* Supplied data *
=== Begin Enclosure ===

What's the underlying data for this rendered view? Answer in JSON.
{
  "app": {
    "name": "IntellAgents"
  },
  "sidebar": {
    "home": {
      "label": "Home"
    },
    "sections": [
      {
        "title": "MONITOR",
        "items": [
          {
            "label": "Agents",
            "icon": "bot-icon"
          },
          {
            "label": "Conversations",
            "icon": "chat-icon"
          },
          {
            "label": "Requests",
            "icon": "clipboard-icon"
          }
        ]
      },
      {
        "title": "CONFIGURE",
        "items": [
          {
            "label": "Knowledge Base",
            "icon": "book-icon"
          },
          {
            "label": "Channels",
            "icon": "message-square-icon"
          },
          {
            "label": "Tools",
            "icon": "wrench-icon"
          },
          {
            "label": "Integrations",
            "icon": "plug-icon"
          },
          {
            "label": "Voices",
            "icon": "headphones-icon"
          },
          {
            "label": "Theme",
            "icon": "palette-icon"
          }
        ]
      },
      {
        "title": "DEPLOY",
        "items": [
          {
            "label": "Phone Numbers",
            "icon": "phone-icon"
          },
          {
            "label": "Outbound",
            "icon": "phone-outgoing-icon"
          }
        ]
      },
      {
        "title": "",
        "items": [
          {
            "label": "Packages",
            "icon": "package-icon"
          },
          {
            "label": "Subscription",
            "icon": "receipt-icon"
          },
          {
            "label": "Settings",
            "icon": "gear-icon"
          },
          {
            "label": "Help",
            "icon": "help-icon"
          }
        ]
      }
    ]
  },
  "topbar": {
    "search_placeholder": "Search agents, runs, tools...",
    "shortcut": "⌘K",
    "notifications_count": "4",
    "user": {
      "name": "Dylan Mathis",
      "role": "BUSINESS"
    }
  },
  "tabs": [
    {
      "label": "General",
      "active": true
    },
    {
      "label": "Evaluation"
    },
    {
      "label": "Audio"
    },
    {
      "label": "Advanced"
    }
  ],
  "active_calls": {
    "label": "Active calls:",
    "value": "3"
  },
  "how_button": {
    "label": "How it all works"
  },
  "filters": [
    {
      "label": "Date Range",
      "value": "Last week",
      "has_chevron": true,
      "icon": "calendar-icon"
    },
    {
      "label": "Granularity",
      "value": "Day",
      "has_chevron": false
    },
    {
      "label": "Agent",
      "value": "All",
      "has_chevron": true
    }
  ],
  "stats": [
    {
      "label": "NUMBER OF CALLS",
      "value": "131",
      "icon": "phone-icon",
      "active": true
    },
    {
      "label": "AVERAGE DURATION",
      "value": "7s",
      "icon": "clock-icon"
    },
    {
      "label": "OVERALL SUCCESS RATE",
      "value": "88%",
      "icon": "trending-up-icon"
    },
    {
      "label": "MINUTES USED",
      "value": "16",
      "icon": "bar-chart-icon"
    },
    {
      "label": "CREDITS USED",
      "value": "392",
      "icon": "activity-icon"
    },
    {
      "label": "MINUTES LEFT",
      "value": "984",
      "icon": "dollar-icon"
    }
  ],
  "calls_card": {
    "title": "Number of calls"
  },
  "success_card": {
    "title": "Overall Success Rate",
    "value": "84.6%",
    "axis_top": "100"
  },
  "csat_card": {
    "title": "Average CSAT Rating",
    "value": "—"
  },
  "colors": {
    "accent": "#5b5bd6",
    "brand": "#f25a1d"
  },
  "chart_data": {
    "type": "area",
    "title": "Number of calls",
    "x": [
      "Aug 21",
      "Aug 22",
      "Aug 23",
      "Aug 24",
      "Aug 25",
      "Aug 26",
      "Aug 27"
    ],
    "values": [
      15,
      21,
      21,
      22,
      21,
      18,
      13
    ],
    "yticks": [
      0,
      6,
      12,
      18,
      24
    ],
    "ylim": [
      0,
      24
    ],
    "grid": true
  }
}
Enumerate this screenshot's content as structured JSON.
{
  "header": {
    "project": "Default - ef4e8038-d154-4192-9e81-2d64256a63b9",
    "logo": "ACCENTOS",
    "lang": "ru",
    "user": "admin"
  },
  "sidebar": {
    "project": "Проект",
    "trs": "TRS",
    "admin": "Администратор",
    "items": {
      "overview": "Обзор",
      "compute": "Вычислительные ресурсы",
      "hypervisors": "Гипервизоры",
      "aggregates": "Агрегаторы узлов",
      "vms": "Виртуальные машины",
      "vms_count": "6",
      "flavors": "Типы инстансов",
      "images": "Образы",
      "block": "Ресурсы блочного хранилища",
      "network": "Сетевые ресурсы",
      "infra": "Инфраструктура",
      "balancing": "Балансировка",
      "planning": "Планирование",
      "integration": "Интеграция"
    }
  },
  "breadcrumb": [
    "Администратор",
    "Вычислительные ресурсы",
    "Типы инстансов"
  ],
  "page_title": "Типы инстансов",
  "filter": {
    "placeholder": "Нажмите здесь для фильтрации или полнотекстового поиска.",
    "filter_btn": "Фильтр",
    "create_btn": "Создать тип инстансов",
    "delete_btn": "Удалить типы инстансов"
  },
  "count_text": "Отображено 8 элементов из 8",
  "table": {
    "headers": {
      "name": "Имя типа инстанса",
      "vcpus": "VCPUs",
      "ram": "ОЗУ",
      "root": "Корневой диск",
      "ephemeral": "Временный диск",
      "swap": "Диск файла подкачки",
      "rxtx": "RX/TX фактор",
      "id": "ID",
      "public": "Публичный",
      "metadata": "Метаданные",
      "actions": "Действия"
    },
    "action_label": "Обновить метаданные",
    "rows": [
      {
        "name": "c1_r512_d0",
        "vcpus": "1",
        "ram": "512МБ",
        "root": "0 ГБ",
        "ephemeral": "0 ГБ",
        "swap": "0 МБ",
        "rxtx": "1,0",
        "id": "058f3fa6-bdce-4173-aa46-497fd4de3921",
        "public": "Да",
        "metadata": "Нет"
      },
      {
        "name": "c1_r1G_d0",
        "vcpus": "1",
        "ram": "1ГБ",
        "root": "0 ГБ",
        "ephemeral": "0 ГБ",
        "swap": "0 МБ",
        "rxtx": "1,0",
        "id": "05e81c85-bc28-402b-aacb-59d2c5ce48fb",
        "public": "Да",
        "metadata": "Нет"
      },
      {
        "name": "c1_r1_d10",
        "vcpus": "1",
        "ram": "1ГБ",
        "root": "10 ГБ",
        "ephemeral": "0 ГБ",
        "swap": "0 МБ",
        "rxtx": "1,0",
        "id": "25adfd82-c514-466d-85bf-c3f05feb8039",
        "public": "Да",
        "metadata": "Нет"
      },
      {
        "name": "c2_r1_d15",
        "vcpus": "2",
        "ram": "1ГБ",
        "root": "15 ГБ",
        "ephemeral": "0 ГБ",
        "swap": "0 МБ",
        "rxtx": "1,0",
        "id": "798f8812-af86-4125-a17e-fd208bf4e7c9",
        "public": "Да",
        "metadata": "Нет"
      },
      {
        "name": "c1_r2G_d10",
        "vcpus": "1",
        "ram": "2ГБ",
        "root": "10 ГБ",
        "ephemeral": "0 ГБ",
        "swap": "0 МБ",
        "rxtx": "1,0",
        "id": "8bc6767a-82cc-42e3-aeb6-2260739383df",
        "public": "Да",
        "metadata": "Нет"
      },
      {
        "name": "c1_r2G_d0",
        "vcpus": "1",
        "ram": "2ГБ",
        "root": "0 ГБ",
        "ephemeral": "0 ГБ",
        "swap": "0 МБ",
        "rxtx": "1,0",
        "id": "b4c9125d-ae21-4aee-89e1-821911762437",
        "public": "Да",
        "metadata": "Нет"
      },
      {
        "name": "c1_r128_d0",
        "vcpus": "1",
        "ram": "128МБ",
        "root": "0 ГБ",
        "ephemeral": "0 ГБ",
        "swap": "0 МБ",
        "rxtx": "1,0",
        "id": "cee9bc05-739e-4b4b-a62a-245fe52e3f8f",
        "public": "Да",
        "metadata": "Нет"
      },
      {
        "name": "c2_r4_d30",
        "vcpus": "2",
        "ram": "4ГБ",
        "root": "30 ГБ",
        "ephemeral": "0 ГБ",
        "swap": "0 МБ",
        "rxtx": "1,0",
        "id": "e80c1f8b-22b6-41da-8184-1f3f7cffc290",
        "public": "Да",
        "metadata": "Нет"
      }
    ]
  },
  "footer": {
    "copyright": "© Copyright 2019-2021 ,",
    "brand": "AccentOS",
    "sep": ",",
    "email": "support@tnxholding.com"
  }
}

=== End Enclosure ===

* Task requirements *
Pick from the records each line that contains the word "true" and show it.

* Written answer *
      "active": true
      "has_chevron": true,
      "has_chevron": true
      "active": true
    "grid": true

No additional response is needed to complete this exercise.